• **Work instructions**
Set down the entries below exactly as written.

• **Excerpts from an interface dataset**
----
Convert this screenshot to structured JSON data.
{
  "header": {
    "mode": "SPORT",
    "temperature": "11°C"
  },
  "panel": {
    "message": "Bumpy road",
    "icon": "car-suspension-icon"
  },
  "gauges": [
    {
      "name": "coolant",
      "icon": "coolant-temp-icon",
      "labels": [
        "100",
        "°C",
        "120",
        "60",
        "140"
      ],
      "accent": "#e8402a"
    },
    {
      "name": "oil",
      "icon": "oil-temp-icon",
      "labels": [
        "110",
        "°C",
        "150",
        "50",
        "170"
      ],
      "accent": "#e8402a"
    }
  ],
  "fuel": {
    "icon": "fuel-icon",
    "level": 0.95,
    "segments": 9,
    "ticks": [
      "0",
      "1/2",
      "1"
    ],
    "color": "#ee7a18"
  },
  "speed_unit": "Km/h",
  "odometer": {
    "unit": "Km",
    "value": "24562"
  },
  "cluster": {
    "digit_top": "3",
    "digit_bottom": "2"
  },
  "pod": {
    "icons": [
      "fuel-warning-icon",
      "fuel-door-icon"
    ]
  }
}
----
• **Result for this exercise**
Convert this screenshot to structured JSON data.
{
  "header": {
    "mode": "SPORT",
    "temperature": "11°C"
  },
  "panel": {
    "message": "Bumpy road",
    "icon": "car-suspension-icon"
  },
  "gauges": [
    {
      "name": "coolant",
      "icon": "coolant-temp-icon",
      "labels": [
        "100",
        "°C",
        "120",
        "60",
        "140"
      ],
      "accent": "#e8402a"
    },
    {
      "name": "oil",
      "icon": "oil-temp-icon",
      "labels": [
        "110",
        "°C",
        "150",
        "50",
        "170"
      ],
      "accent": "#e8402a"
    }
  ],
  "fuel": {
    "icon": "fuel-icon",
    "level": 0.95,
    "segments": 9,
    "ticks": [
      "0",
      "1/2",
      "1"
    ],
    "color": "#ee7a18"
  },
  "speed_unit": "Km/h",
  "odometer": {
    "unit": "Km",
    "value": "24562"
  },
  "cluster": {
    "digit_top": "3",
    "digit_bottom": "2"
  },
  "pod": {
    "icons": [
      "fuel-warning-icon",
      "fuel-door-icon"
    ]
  }
}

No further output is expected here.